• What you need to do: For the listing below, state how many lines include "difficulty". The number alone is the answer.
-- Opening Marker --
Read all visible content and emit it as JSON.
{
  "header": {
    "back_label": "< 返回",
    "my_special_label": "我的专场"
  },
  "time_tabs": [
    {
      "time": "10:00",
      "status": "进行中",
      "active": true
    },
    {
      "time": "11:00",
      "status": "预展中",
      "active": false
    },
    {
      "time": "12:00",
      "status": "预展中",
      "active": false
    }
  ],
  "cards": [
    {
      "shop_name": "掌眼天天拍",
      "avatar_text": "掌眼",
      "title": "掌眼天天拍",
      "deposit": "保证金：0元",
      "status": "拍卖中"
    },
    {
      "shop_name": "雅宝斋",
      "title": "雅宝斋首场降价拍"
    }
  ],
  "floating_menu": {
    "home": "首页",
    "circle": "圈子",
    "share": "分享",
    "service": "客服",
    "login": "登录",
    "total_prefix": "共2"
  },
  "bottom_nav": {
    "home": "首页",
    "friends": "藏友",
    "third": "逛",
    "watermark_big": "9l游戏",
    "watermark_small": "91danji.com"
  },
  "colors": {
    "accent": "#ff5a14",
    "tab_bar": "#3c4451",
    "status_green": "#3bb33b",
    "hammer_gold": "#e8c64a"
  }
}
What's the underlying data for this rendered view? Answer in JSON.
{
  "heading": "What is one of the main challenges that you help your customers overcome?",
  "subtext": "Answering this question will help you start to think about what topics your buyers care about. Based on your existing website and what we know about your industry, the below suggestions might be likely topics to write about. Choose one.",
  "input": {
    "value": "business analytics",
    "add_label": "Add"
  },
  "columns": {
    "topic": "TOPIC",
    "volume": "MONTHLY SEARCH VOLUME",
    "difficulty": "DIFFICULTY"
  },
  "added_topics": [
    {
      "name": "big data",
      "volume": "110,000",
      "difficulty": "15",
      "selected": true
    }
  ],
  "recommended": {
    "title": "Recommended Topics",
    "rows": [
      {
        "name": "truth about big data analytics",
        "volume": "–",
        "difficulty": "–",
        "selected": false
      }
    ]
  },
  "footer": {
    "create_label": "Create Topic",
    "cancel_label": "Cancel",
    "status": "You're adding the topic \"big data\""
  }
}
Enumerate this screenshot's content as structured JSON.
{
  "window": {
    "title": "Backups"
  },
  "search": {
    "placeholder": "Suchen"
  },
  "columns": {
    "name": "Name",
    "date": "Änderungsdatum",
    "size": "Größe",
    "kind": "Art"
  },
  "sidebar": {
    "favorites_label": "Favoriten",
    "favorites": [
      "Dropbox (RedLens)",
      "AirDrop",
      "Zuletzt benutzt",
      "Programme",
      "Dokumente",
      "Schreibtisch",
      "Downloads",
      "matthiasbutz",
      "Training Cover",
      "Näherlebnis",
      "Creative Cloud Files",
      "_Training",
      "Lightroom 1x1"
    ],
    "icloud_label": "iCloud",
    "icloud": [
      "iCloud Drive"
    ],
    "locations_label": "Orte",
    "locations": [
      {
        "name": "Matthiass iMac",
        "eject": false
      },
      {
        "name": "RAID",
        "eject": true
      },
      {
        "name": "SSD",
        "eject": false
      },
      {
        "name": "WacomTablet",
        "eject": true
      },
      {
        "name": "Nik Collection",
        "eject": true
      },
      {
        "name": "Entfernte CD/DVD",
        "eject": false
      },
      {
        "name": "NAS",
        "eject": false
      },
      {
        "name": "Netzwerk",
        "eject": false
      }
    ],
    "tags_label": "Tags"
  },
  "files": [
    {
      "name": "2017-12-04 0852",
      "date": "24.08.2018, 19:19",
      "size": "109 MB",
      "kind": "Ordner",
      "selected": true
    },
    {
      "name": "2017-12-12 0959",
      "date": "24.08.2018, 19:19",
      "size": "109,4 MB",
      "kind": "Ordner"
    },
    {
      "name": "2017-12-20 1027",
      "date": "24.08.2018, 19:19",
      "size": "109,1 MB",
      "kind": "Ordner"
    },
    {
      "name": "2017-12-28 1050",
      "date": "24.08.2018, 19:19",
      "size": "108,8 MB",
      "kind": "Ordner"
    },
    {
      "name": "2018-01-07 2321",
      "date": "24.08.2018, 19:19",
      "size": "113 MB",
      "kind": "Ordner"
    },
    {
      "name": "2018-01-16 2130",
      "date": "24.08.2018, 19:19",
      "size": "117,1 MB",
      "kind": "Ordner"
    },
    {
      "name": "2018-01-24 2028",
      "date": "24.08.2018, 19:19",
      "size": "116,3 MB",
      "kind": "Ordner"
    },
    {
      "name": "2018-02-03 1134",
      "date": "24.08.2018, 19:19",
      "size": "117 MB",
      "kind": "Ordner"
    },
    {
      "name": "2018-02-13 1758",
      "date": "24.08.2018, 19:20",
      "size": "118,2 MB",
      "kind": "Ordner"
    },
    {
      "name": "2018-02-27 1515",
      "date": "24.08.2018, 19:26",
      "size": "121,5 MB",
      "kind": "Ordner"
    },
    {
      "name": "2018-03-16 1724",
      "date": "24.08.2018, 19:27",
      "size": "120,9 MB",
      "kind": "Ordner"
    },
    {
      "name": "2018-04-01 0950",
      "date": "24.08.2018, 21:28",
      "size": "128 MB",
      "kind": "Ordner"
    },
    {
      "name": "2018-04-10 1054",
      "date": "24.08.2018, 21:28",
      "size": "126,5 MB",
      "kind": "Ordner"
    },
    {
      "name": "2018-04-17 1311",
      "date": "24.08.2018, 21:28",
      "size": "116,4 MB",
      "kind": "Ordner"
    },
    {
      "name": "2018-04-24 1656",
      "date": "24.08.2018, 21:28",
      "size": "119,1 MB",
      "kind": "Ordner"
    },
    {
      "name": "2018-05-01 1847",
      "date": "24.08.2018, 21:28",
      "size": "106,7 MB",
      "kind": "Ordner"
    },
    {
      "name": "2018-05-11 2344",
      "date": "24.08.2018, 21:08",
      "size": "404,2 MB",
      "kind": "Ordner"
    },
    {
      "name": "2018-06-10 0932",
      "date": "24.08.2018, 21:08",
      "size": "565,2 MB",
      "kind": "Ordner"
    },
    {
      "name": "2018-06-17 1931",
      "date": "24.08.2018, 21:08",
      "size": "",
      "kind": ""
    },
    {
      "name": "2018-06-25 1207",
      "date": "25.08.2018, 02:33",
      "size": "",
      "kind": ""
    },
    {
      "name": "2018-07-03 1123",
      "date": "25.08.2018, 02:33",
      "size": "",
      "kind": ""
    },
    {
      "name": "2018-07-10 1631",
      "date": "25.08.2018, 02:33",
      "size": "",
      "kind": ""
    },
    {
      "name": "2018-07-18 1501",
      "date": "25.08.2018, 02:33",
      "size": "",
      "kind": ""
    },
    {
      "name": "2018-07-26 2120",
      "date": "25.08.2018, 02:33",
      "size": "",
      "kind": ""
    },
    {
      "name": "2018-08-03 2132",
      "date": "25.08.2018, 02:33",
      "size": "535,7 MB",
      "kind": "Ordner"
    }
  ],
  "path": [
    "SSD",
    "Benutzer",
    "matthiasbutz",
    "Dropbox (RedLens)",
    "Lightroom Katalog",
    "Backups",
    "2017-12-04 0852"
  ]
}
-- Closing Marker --
• Reply: 3